13. SC State Archives <ul><li>Legislative records: </li></ul><ul><li>Court records </li></ul><ul><li>State agencies and departments: </li></ul><ul><li>Executive records Treasury records </li></ul><ul><li>Land records </li></ul><ul><li>Records of the Secretary of the Province and State: Wills, inventories of estates, marriage settlements, commissions, mortgages, bills of sale, registers of trademarks, and charters of incorporation from 1671. </li></ul><ul><li>Military service records </li></ul><ul><li>County and Municipal records </li></ul><ul><li>Reference collection </li></ul><ul><li>http://archives.sc.gov </li></ul>
14. What are the local sources I can use? Cemeteries Newspapers Local Churches and Religious Organizations Local Libraries Interlibrary Loan
15. Local sources in Columbia, SC <ul><li>Libraries </li></ul><ul><ul><li>South Caroliniana </li></ul></ul><ul><ul><li>Thomas Cooper Library </li></ul></ul><ul><ul><li>Richland County Public Library </li></ul></ul><ul><li>Family History Center </li></ul>
16. Where do I find Military sources? <ul><li>The National Archives, Washington, DC 20408 </li></ul><ul><li>Military records , regular Army, Navy, Marine Corps personnel service records </li></ul><ul><li>Service records of volunteers </li></ul><ul><li>Pension applications and records </li></ul><ul><li>Bounty land warrant applications for land offered in return for service. </li></ul><ul><li>Service related records </li></ul><ul><li>http://www.archives.gov/ </li></ul>
17. Check Federal Census Records for Military Service <ul><li>1840- Revolutionary War service or military service after the Revolution </li></ul><ul><li>Special 1890 census of Union (Civil War) veterans and widows </li></ul><ul><li>1910- Civil War veteran </li></ul><ul><li>1930- U. S. Military or Naval veteran </li></ul>

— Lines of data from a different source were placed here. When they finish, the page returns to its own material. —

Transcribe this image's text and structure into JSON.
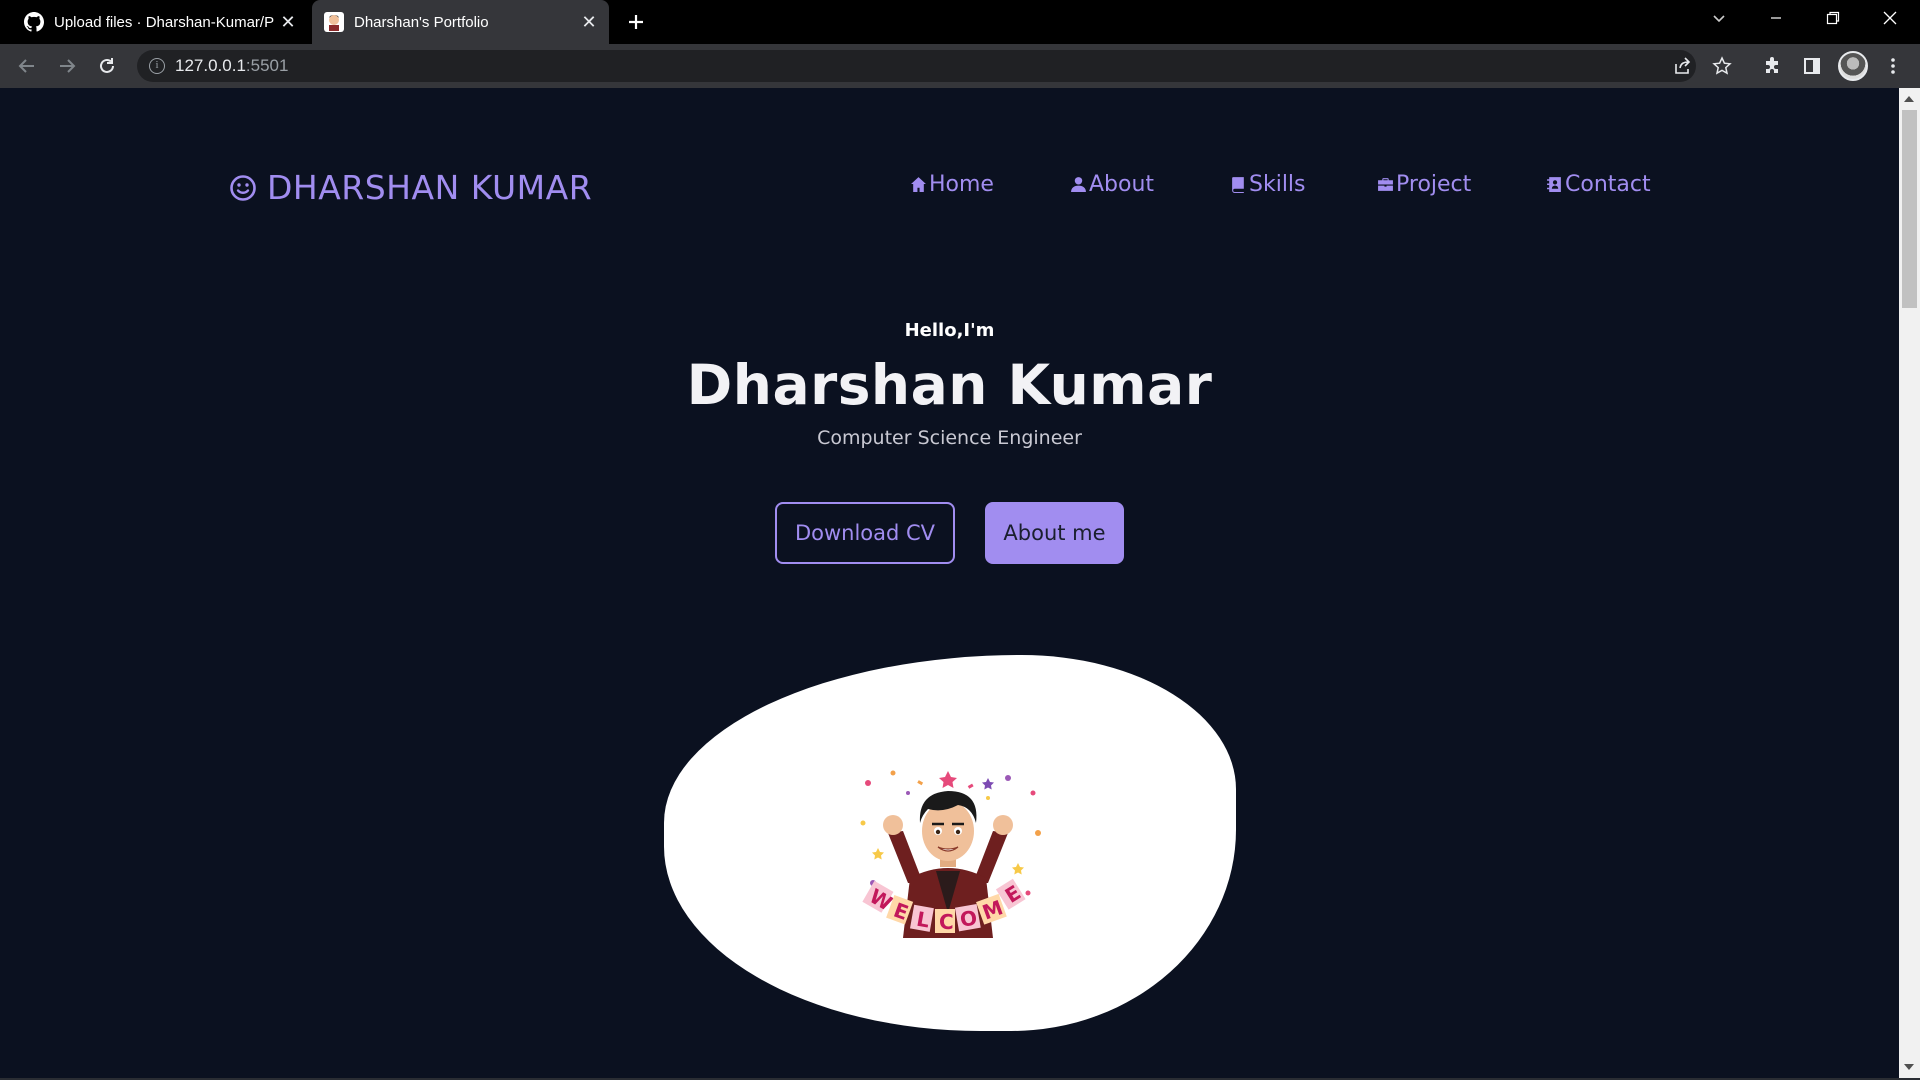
{
  "browser": {
    "tabs": [
      {
        "title": "Upload files · Dharshan-Kumar/P",
        "icon": "github-icon",
        "active": false
      },
      {
        "title": "Dharshan's Portfolio",
        "icon": "bitmoji-favicon-icon",
        "active": true
      }
    ],
    "url_host": "127.0.0.1",
    "url_port": ":5501"
  },
  "site": {
    "logo_text": "DHARSHAN KUMAR",
    "logo_icon": "smiley-icon",
    "nav": [
      {
        "label": "Home",
        "icon": "house-icon"
      },
      {
        "label": "About",
        "icon": "user-icon"
      },
      {
        "label": "Skills",
        "icon": "book-icon"
      },
      {
        "label": "Project",
        "icon": "briefcase-icon"
      },
      {
        "label": "Contact",
        "icon": "address-book-icon"
      }
    ],
    "hero": {
      "greeting": "Hello,I'm",
      "name": "Dharshan Kumar",
      "role": "Computer Science Engineer",
      "download_cv": "Download CV",
      "about_me": "About me",
      "banner_text": "WELCOME"
    }
  },
  "colors": {
    "background": "#0b1120",
    "accent": "#a18df0",
    "text": "#f2f2f5"
  }
}
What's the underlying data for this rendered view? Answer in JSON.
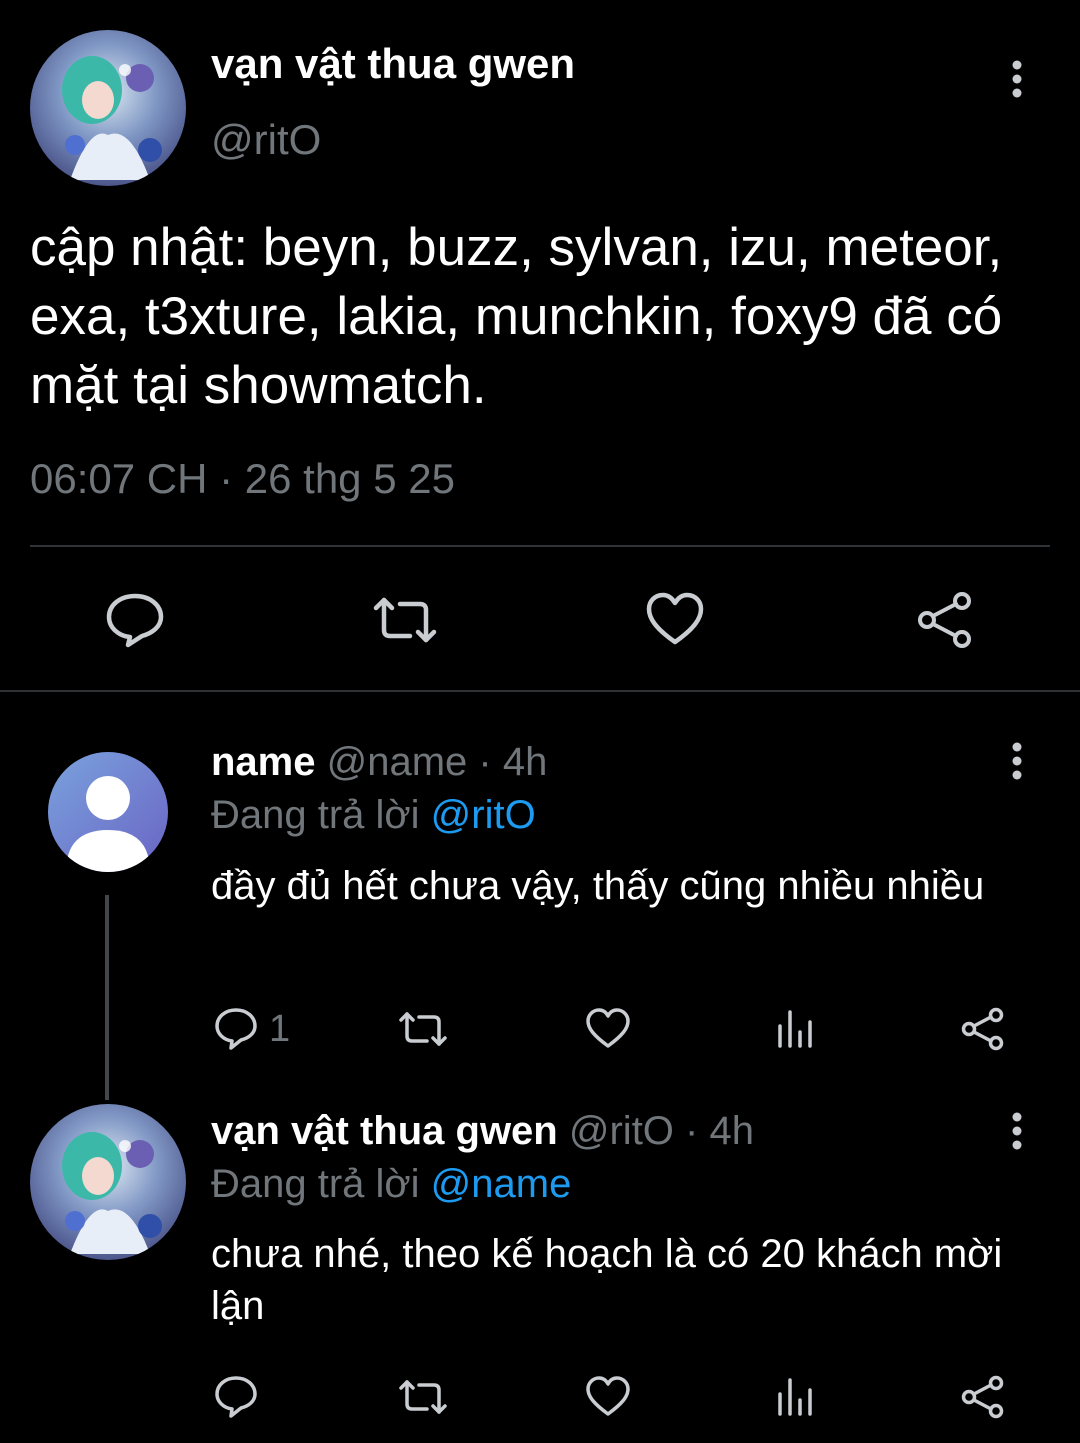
{
  "tweet": {
    "author_name": "vạn vật thua gwen",
    "author_handle": "@ritO",
    "text": "cập nhật: beyn, buzz, sylvan, izu, meteor, exa, t3xture, lakia, munchkin, foxy9 đã có mặt tại showmatch.",
    "timestamp": "06:07 CH · 26 thg 5 25"
  },
  "replies": [
    {
      "name": "name",
      "handle": "@name",
      "time_sep": " · ",
      "time": "4h",
      "replying_prefix": "Đang trả lời ",
      "replying_to": "@ritO",
      "text": "đầy đủ hết chưa vậy, thấy cũng nhiều nhiều",
      "reply_count": "1"
    },
    {
      "name": "vạn vật thua gwen",
      "handle": "@ritO",
      "time_sep": " · ",
      "time": "4h",
      "replying_prefix": "Đang trả lời ",
      "replying_to": "@name",
      "text": "chưa nhé, theo kế hoạch là có 20 khách mời lận",
      "reply_count": ""
    }
  ],
  "colors": {
    "background": "#000000",
    "text_primary": "#ffffff",
    "text_secondary": "#71767b",
    "link": "#1d9bf0",
    "divider": "#2f3336"
  },
  "icons": {
    "more": "more-vertical-icon",
    "reply": "reply-bubble-icon",
    "retweet": "retweet-icon",
    "like": "heart-icon",
    "views": "views-chart-icon",
    "share": "share-icon",
    "default_avatar": "default-user-icon"
  }
}
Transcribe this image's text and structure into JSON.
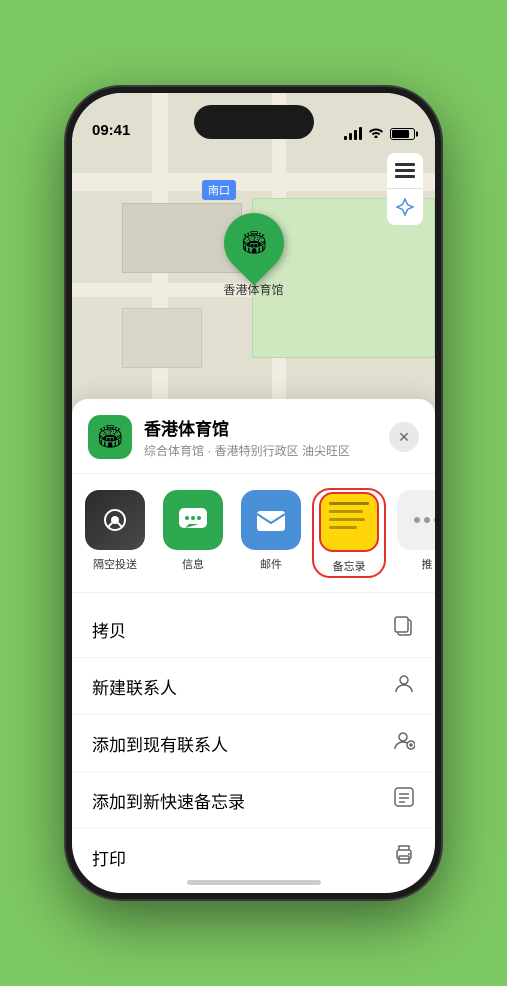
{
  "statusBar": {
    "time": "09:41",
    "locationArrow": "▶"
  },
  "map": {
    "label": "南口",
    "locationName": "香港体育馆",
    "pinEmoji": "🏟"
  },
  "bottomSheet": {
    "locationName": "香港体育馆",
    "locationDesc": "综合体育馆 · 香港特别行政区 油尖旺区",
    "closeLabel": "✕",
    "shareItems": [
      {
        "id": "airdrop",
        "label": "隔空投送",
        "emoji": "📡"
      },
      {
        "id": "message",
        "label": "信息",
        "emoji": "💬"
      },
      {
        "id": "mail",
        "label": "邮件",
        "emoji": "✉️"
      },
      {
        "id": "notes",
        "label": "备忘录",
        "emoji": ""
      },
      {
        "id": "more",
        "label": "推",
        "emoji": "···"
      }
    ],
    "actionItems": [
      {
        "id": "copy",
        "label": "拷贝",
        "icon": "⧉"
      },
      {
        "id": "new-contact",
        "label": "新建联系人",
        "icon": "👤"
      },
      {
        "id": "add-existing",
        "label": "添加到现有联系人",
        "icon": "👤"
      },
      {
        "id": "quick-note",
        "label": "添加到新快速备忘录",
        "icon": "⊡"
      },
      {
        "id": "print",
        "label": "打印",
        "icon": "🖨"
      }
    ]
  },
  "moreDots": {
    "colors": [
      "#ff3b30",
      "#ff9500",
      "#34c759"
    ]
  }
}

18. Other Military sources <ul><li>Research Libraries and Archives </li></ul><ul><ul><ul><li>Example of books </li></ul></ul></ul><ul><ul><ul><li>Abstracts and Transcriptions of Gravestones of Servicemen; Casualty Lists </li></ul></ul></ul><ul><ul><ul><li>Rosters and Biographical Compilations; Military History; Indexes </li></ul></ul></ul><ul><ul><ul><li>Civil War Soldiers and Sailors System in the National Park Service Web Site www.itd.nps.gov/cwss </li></ul></ul></ul><ul><ul><ul><li>Military Pensions </li></ul></ul></ul>
19. What other Federal sources are available at the National Archives? <ul><li>Federal Land Records </li></ul><ul><li>Immigration and Naturalization Records </li></ul><ul><ul><li>www.nara.gov/publications/microfilm/immigrant/immpass.html </li></ul></ul><ul><ul><li>www.nra.gov/genealogy/genindex.html </li></ul></ul><ul><li>Native American Records </li></ul><ul><li>African American Research </li></ul><ul><li>The Territorial Papers of the United States </li></ul>
20. Other Federal Sources <ul><li>Civil Service Records- St.Louis, MO </li></ul><ul><li>Passports- Passport Office, Washington, DC </li></ul><ul><li>Tax Records- IRS </li></ul><ul><li>Social Security- Baltimore, MD </li></ul><ul><ul><li>Death Index http://ssdi.rootsweb.ancestry.com </li></ul></ul><ul><li>Library of Congress </li></ul>
21. Where do I find certain facts? If you need: Primary sources Secondary sources Birth date and place Church, vital, Bible Military, census, cemetery, newspaper, obituary Death date and place Cemetery, church, military, probate, vital, Bible Obituary Maiden name Church, Bible, land, military, probate, vital Census, compiled history, newspaper Children’s names Church, Bible, land, probate, vital Census, compiled history, immigration, obituary Marriage date and place Bible, marriage certificate Journal, newspaper Burial date and place Cemetery, death certificate Bible, family history Residence Census, land, military, obituary County history, newspaper Religion Church, Bible, cemetery newspaper